Following this past Friday’s (5/5) wild weather a half dozen EF0 and EF1 tornadoes were confirmed here in Virginia among all three NWS offices. The overall convective situation and spinups were split between an early morning squall line (QLCS) and an afternoon event that featured more discrete cells. Per my admittedly limited research only half of those tornadoes occurred within a tornado warning polygon, further emphasizing my point in the last blogpost about needing a better more accurate method of warning and educating the public on these relatively weak – but still damaging – tornadoes.
My first inclination was to recommend a complex solution involving scrapping separate severe TS and tornado warnings in favor of a multi-tiered “Severe Weather Warning” system.
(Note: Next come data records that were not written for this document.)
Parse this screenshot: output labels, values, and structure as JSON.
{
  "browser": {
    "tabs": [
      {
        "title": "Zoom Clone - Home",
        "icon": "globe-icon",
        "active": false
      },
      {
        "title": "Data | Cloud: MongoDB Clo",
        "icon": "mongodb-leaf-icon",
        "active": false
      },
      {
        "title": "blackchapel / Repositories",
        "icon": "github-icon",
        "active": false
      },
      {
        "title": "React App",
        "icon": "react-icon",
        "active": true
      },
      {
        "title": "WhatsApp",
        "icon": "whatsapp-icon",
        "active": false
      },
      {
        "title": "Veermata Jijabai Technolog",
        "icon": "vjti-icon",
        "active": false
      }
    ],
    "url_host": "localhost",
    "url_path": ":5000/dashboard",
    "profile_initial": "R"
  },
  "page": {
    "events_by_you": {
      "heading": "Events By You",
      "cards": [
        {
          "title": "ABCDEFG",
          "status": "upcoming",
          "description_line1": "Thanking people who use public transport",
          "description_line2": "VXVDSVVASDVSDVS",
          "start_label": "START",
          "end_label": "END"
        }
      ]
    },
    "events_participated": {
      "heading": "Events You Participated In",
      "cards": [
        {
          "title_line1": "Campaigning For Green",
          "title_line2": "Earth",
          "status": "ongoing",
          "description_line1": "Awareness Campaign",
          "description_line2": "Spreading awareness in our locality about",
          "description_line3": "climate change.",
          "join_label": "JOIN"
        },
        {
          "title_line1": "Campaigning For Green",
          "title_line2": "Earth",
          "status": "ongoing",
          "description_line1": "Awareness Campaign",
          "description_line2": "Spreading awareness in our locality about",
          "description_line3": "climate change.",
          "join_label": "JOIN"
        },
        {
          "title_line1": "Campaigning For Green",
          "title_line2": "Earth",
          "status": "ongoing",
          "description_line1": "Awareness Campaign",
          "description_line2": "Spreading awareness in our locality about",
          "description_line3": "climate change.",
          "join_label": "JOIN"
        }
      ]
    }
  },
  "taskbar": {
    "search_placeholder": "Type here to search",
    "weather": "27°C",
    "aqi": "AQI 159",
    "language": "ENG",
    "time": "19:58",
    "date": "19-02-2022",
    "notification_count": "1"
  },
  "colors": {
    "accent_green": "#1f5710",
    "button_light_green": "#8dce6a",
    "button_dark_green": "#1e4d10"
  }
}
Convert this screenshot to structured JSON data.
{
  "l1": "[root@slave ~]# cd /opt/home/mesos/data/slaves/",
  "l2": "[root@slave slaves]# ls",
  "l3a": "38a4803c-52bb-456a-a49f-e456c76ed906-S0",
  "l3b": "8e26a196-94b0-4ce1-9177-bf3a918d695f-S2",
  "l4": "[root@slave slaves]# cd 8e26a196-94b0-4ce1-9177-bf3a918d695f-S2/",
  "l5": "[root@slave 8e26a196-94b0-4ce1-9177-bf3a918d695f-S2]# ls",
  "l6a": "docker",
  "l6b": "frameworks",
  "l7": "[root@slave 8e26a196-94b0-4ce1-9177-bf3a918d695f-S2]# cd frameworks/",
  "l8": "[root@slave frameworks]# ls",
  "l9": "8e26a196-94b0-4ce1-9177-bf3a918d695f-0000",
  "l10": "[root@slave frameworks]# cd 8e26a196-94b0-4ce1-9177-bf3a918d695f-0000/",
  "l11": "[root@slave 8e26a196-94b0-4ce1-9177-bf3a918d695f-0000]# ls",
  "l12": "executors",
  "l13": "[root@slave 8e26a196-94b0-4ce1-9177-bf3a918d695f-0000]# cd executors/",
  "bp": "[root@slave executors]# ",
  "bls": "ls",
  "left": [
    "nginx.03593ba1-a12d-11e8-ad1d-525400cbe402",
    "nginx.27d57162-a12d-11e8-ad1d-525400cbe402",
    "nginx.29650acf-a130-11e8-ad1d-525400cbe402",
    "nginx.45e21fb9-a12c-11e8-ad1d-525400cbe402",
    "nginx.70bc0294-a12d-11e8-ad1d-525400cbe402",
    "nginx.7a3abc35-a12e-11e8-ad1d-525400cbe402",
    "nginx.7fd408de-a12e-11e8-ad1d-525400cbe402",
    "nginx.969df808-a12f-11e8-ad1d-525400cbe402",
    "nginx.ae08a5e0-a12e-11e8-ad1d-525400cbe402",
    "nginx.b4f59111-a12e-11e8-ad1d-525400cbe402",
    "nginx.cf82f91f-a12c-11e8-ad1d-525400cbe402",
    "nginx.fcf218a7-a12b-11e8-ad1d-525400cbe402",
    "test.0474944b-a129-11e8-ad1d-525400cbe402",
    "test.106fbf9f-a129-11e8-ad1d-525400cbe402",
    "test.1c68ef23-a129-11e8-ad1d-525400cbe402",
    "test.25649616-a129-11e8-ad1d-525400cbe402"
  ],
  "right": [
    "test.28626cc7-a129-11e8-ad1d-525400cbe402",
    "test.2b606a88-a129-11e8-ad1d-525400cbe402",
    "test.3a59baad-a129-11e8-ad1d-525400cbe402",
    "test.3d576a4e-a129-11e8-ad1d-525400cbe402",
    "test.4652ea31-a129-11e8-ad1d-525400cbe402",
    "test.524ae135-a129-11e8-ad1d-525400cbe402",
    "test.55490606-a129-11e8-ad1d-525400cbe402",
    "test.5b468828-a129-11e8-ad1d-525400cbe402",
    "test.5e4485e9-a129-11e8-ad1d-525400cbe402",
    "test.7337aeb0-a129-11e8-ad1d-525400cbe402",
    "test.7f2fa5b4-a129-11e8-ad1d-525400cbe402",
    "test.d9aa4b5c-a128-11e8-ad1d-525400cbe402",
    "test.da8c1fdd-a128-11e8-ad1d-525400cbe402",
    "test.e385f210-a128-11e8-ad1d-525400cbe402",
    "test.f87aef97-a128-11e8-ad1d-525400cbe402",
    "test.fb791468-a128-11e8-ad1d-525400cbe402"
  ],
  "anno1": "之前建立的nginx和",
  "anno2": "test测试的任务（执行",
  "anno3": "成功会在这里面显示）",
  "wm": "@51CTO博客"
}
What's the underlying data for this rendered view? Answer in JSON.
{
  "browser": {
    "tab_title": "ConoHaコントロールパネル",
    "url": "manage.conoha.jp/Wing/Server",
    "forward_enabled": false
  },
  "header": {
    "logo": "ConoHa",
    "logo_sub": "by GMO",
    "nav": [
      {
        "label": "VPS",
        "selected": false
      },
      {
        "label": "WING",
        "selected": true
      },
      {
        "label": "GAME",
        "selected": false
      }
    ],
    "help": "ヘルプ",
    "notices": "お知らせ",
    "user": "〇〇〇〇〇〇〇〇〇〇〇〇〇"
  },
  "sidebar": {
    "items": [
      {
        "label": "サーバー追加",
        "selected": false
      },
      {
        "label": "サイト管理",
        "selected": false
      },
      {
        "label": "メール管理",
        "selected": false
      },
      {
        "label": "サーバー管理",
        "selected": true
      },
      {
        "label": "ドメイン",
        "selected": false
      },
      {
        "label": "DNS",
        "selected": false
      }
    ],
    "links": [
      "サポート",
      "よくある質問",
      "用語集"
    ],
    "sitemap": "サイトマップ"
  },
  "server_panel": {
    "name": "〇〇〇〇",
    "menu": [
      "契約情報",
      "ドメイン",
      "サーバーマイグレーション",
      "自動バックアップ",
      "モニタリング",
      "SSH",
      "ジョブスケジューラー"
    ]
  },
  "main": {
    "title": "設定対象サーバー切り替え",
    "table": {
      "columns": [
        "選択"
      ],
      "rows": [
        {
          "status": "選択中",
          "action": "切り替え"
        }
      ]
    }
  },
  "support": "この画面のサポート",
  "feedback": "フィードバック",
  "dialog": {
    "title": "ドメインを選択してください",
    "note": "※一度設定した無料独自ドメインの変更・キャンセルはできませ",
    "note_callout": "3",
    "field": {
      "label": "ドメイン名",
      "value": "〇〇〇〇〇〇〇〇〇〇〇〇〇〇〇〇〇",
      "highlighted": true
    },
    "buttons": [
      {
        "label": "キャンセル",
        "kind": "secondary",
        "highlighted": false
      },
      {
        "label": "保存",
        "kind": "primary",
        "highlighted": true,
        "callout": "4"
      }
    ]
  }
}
However any substantial change to established methods and procedures takes a loooonnnggg time within the Federal government and would cost money that usually isn’t available. Thus I punted that idea.
An easier-to-digest modification might be to implement a simple one step change. The vast majority of severe TS warnings here in Virginia (and likely across the nation) involves the standard “60 mph winds and 1 inch hail” text with no mention of possible tornadoes. Perhaps a one-size-fits-all warning no longer suffices for every severe thunderstorm in the current impact based warning era. How about adding a transition warning with heftier criteria that would include the possibility of tornadoes? Maybe adding something like a “Significant Severe” TS warning would work, along the lines of this existing NWS Wakefield graphic:
This addition would still involve a change in the warning process within NWS offices and may not be as simple as it sounds. However it may also help warning forecasters who aren’t convinced it’s time to “pull the trigger” on a tornado warning for a given cell but want to warn the public that a stronger than normal severe thunderstorm is heading their way.
This would also require extensive public education about the new category to enable folks to understand the difference between a Severe TS warning and a “Significant Severe” (or some other term) warning. But I still feel strongly that something must be done differently if the public is to be more accurately warned of these weaker but more plentiful tornadoes. Perhaps a simple change could be implemented without a great deal of cost, time, or angst.
Just my two cents.